§ **What is needed**: Set down every record once more, exactly as given.

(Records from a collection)
• • • • • • •

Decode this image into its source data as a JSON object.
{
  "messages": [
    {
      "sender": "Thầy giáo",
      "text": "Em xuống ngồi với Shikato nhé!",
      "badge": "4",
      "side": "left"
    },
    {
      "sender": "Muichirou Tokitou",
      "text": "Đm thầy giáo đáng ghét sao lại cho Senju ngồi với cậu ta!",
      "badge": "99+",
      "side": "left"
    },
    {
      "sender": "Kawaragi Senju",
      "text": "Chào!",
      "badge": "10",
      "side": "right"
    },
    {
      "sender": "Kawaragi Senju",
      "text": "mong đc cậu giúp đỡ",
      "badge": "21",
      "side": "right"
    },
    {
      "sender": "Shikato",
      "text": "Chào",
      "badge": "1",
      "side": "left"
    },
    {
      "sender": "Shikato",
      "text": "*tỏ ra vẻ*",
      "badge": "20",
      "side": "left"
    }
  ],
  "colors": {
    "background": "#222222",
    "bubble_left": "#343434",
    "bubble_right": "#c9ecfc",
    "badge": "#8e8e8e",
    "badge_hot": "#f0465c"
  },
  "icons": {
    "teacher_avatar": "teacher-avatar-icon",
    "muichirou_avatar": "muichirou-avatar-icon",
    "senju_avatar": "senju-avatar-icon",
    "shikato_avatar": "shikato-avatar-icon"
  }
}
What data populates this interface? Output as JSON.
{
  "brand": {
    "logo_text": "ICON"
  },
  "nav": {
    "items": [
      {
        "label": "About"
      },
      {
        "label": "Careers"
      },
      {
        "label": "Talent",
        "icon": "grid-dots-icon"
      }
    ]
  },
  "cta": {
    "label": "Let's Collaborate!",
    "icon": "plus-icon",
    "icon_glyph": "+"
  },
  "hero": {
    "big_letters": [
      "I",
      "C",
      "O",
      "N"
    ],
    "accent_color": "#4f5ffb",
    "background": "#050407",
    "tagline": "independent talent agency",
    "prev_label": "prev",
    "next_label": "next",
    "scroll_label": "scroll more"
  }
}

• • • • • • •

§ **Exercise solution**:
Decode this image into its source data as a JSON object.
{
  "messages": [
    {
      "sender": "Thầy giáo",
      "text": "Em xuống ngồi với Shikato nhé!",
      "badge": "4",
      "side": "left"
    },
    {
      "sender": "Muichirou Tokitou",
      "text": "Đm thầy giáo đáng ghét sao lại cho Senju ngồi với cậu ta!",
      "badge": "99+",
      "side": "left"
    },
    {
      "sender": "Kawaragi Senju",
      "text": "Chào!",
      "badge": "10",
      "side": "right"
    },
    {
      "sender": "Kawaragi Senju",
      "text": "mong đc cậu giúp đỡ",
      "badge": "21",
      "side": "right"
    },
    {
      "sender": "Shikato",
      "text": "Chào",
      "badge": "1",
      "side": "left"
    },
    {
      "sender": "Shikato",
      "text": "*tỏ ra vẻ*",
      "badge": "20",
      "side": "left"
    }
  ],
  "colors": {
    "background": "#222222",
    "bubble_left": "#343434",
    "bubble_right": "#c9ecfc",
    "badge": "#8e8e8e",
    "badge_hot": "#f0465c"
  },
  "icons": {
    "teacher_avatar": "teacher-avatar-icon",
    "muichirou_avatar": "muichirou-avatar-icon",
    "senju_avatar": "senju-avatar-icon",
    "shikato_avatar": "shikato-avatar-icon"
  }
}
What data populates this interface? Output as JSON.
{
  "brand": {
    "logo_text": "ICON"
  },
  "nav": {
    "items": [
      {
        "label": "About"
      },
      {
        "label": "Careers"
      },
      {
        "label": "Talent",
        "icon": "grid-dots-icon"
      }
    ]
  },
  "cta": {
    "label": "Let's Collaborate!",
    "icon": "plus-icon",
    "icon_glyph": "+"
  },
  "hero": {
    "big_letters": [
      "I",
      "C",
      "O",
      "N"
    ],
    "accent_color": "#4f5ffb",
    "background": "#050407",
    "tagline": "independent talent agency",
    "prev_label": "prev",
    "next_label": "next",
    "scroll_label": "scroll more"
  }
}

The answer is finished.